(Records from a dataset)
#####

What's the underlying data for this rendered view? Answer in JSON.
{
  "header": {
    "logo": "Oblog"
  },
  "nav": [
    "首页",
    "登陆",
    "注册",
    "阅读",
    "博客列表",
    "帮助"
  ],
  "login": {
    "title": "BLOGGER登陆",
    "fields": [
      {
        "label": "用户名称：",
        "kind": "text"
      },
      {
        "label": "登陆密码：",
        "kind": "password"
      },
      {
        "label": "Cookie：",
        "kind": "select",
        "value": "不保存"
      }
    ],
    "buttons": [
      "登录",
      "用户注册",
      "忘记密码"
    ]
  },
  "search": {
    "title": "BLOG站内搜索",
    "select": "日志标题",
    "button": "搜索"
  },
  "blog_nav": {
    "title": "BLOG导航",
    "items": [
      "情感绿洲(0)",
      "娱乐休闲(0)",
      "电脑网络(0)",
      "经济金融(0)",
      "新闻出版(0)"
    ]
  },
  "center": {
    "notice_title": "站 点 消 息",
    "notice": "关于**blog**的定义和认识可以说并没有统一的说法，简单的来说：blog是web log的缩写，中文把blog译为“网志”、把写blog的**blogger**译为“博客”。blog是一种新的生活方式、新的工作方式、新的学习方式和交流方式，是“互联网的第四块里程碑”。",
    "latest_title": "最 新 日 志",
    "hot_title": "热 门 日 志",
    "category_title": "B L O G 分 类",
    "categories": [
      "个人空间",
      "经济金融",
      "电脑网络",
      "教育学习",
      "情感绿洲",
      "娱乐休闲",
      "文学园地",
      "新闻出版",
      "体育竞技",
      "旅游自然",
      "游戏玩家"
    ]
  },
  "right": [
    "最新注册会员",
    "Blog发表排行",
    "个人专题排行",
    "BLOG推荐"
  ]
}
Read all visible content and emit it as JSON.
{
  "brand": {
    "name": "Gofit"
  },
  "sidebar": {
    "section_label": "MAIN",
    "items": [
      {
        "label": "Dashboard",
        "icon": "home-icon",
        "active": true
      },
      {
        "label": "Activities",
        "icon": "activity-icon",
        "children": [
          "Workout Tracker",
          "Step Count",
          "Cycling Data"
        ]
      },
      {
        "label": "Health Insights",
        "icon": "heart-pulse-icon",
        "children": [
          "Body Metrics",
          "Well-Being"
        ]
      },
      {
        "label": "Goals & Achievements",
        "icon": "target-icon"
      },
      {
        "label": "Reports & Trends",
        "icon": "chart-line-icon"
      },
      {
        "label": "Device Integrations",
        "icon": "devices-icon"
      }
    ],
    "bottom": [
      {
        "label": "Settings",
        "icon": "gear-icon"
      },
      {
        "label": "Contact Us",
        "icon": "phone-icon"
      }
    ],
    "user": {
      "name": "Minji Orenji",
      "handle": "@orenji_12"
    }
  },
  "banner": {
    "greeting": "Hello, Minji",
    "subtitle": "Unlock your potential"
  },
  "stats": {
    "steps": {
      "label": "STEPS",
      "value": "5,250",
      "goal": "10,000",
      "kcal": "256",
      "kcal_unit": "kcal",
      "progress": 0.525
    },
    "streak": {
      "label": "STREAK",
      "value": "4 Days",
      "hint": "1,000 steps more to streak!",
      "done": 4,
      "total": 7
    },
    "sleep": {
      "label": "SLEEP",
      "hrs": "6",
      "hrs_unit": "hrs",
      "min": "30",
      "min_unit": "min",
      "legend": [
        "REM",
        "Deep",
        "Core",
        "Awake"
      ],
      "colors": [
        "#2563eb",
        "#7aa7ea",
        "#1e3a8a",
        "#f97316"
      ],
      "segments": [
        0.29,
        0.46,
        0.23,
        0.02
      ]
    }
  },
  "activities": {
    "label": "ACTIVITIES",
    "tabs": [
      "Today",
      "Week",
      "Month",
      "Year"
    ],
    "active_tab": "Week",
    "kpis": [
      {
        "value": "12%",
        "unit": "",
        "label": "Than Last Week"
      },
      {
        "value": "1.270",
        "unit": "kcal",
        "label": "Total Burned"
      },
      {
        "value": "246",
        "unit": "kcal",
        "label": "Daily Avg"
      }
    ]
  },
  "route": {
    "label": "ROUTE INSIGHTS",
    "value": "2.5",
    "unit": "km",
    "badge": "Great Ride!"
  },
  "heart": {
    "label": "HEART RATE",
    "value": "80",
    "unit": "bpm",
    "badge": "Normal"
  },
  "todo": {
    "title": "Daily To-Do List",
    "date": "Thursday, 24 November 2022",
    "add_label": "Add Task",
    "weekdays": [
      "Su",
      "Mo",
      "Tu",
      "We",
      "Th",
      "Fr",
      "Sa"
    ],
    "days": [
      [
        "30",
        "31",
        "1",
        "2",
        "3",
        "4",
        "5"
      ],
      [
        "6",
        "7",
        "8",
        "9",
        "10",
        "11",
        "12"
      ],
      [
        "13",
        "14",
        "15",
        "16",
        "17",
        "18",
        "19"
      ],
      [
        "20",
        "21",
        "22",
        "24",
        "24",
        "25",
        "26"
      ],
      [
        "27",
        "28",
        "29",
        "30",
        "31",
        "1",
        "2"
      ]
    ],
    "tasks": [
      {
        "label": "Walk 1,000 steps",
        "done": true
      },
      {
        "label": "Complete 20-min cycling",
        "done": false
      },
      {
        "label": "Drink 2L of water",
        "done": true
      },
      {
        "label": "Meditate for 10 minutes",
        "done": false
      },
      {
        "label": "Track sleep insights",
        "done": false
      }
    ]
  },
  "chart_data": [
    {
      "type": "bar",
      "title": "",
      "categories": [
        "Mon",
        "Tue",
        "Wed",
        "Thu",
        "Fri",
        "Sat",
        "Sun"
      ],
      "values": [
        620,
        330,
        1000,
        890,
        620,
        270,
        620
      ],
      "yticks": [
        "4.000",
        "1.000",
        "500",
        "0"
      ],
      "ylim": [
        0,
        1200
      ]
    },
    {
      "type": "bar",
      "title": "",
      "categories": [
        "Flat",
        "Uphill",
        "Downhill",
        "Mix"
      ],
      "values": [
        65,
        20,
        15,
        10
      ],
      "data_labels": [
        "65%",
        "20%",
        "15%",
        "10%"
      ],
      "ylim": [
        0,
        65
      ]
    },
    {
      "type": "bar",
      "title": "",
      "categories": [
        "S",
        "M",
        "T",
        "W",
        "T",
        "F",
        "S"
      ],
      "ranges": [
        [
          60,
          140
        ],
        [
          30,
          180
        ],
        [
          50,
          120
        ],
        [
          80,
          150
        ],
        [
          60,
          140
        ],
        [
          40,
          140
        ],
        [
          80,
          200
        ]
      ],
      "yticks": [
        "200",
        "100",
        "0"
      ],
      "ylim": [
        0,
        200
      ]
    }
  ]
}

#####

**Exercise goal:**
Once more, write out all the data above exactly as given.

**Answer:**
What's the underlying data for this rendered view? Answer in JSON.
{
  "header": {
    "logo": "Oblog"
  },
  "nav": [
    "首页",
    "登陆",
    "注册",
    "阅读",
    "博客列表",
    "帮助"
  ],
  "login": {
    "title": "BLOGGER登陆",
    "fields": [
      {
        "label": "用户名称：",
        "kind": "text"
      },
      {
        "label": "登陆密码：",
        "kind": "password"
      },
      {
        "label": "Cookie：",
        "kind": "select",
        "value": "不保存"
      }
    ],
    "buttons": [
      "登录",
      "用户注册",
      "忘记密码"
    ]
  },
  "search": {
    "title": "BLOG站内搜索",
    "select": "日志标题",
    "button": "搜索"
  },
  "blog_nav": {
    "title": "BLOG导航",
    "items": [
      "情感绿洲(0)",
      "娱乐休闲(0)",
      "电脑网络(0)",
      "经济金融(0)",
      "新闻出版(0)"
    ]
  },
  "center": {
    "notice_title": "站 点 消 息",
    "notice": "关于**blog**的定义和认识可以说并没有统一的说法，简单的来说：blog是web log的缩写，中文把blog译为“网志”、把写blog的**blogger**译为“博客”。blog是一种新的生活方式、新的工作方式、新的学习方式和交流方式，是“互联网的第四块里程碑”。",
    "latest_title": "最 新 日 志",
    "hot_title": "热 门 日 志",
    "category_title": "B L O G 分 类",
    "categories": [
      "个人空间",
      "经济金融",
      "电脑网络",
      "教育学习",
      "情感绿洲",
      "娱乐休闲",
      "文学园地",
      "新闻出版",
      "体育竞技",
      "旅游自然",
      "游戏玩家"
    ]
  },
  "right": [
    "最新注册会员",
    "Blog发表排行",
    "个人专题排行",
    "BLOG推荐"
  ]
}
Read all visible content and emit it as JSON.
{
  "brand": {
    "name": "Gofit"
  },
  "sidebar": {
    "section_label": "MAIN",
    "items": [
      {
        "label": "Dashboard",
        "icon": "home-icon",
        "active": true
      },
      {
        "label": "Activities",
        "icon": "activity-icon",
        "children": [
          "Workout Tracker",
          "Step Count",
          "Cycling Data"
        ]
      },
      {
        "label": "Health Insights",
        "icon": "heart-pulse-icon",
        "children": [
          "Body Metrics",
          "Well-Being"
        ]
      },
      {
        "label": "Goals & Achievements",
        "icon": "target-icon"
      },
      {
        "label": "Reports & Trends",
        "icon": "chart-line-icon"
      },
      {
        "label": "Device Integrations",
        "icon": "devices-icon"
      }
    ],
    "bottom": [
      {
        "label": "Settings",
        "icon": "gear-icon"
      },
      {
        "label": "Contact Us",
        "icon": "phone-icon"
      }
    ],
    "user": {
      "name": "Minji Orenji",
      "handle": "@orenji_12"
    }
  },
  "banner": {
    "greeting": "Hello, Minji",
    "subtitle": "Unlock your potential"
  },
  "stats": {
    "steps": {
      "label": "STEPS",
      "value": "5,250",
      "goal": "10,000",
      "kcal": "256",
      "kcal_unit": "kcal",
      "progress": 0.525
    },
    "streak": {
      "label": "STREAK",
      "value": "4 Days",
      "hint": "1,000 steps more to streak!",
      "done": 4,
      "total": 7
    },
    "sleep": {
      "label": "SLEEP",
      "hrs": "6",
      "hrs_unit": "hrs",
      "min": "30",
      "min_unit": "min",
      "legend": [
        "REM",
        "Deep",
        "Core",
        "Awake"
      ],
      "colors": [
        "#2563eb",
        "#7aa7ea",
        "#1e3a8a",
        "#f97316"
      ],
      "segments": [
        0.29,
        0.46,
        0.23,
        0.02
      ]
    }
  },
  "activities": {
    "label": "ACTIVITIES",
    "tabs": [
      "Today",
      "Week",
      "Month",
      "Year"
    ],
    "active_tab": "Week",
    "kpis": [
      {
        "value": "12%",
        "unit": "",
        "label": "Than Last Week"
      },
      {
        "value": "1.270",
        "unit": "kcal",
        "label": "Total Burned"
      },
      {
        "value": "246",
        "unit": "kcal",
        "label": "Daily Avg"
      }
    ]
  },
  "route": {
    "label": "ROUTE INSIGHTS",
    "value": "2.5",
    "unit": "km",
    "badge": "Great Ride!"
  },
  "heart": {
    "label": "HEART RATE",
    "value": "80",
    "unit": "bpm",
    "badge": "Normal"
  },
  "todo": {
    "title": "Daily To-Do List",
    "date": "Thursday, 24 November 2022",
    "add_label": "Add Task",
    "weekdays": [
      "Su",
      "Mo",
      "Tu",
      "We",
      "Th",
      "Fr",
      "Sa"
    ],
    "days": [
      [
        "30",
        "31",
        "1",
        "2",
        "3",
        "4",
        "5"
      ],
      [
        "6",
        "7",
        "8",
        "9",
        "10",
        "11",
        "12"
      ],
      [
        "13",
        "14",
        "15",
        "16",
        "17",
        "18",
        "19"
      ],
      [
        "20",
        "21",
        "22",
        "24",
        "24",
        "25",
        "26"
      ],
      [
        "27",
        "28",
        "29",
        "30",
        "31",
        "1",
        "2"
      ]
    ],
    "tasks": [
      {
        "label": "Walk 1,000 steps",
        "done": true
      },
      {
        "label": "Complete 20-min cycling",
        "done": false
      },
      {
        "label": "Drink 2L of water",
        "done": true
      },
      {
        "label": "Meditate for 10 minutes",
        "done": false
      },
      {
        "label": "Track sleep insights",
        "done": false
      }
    ]
  },
  "chart_data": [
    {
      "type": "bar",
      "title": "",
      "categories": [
        "Mon",
        "Tue",
        "Wed",
        "Thu",
        "Fri",
        "Sat",
        "Sun"
      ],
      "values": [
        620,
        330,
        1000,
        890,
        620,
        270,
        620
      ],
      "yticks": [
        "4.000",
        "1.000",
        "500",
        "0"
      ],
      "ylim": [
        0,
        1200
      ]
    },
    {
      "type": "bar",
      "title": "",
      "categories": [
        "Flat",
        "Uphill",
        "Downhill",
        "Mix"
      ],
      "values": [
        65,
        20,
        15,
        10
      ],
      "data_labels": [
        "65%",
        "20%",
        "15%",
        "10%"
      ],
      "ylim": [
        0,
        65
      ]
    },
    {
      "type": "bar",
      "title": "",
      "categories": [
        "S",
        "M",
        "T",
        "W",
        "T",
        "F",
        "S"
      ],
      "ranges": [
        [
          60,
          140
        ],
        [
          30,
          180
        ],
        [
          50,
          120
        ],
        [
          80,
          150
        ],
        [
          60,
          140
        ],
        [
          40,
          140
        ],
        [
          80,
          200
        ]
      ],
      "yticks": [
        "200",
        "100",
        "0"
      ],
      "ylim": [
        0,
        200
      ]
    }
  ]
}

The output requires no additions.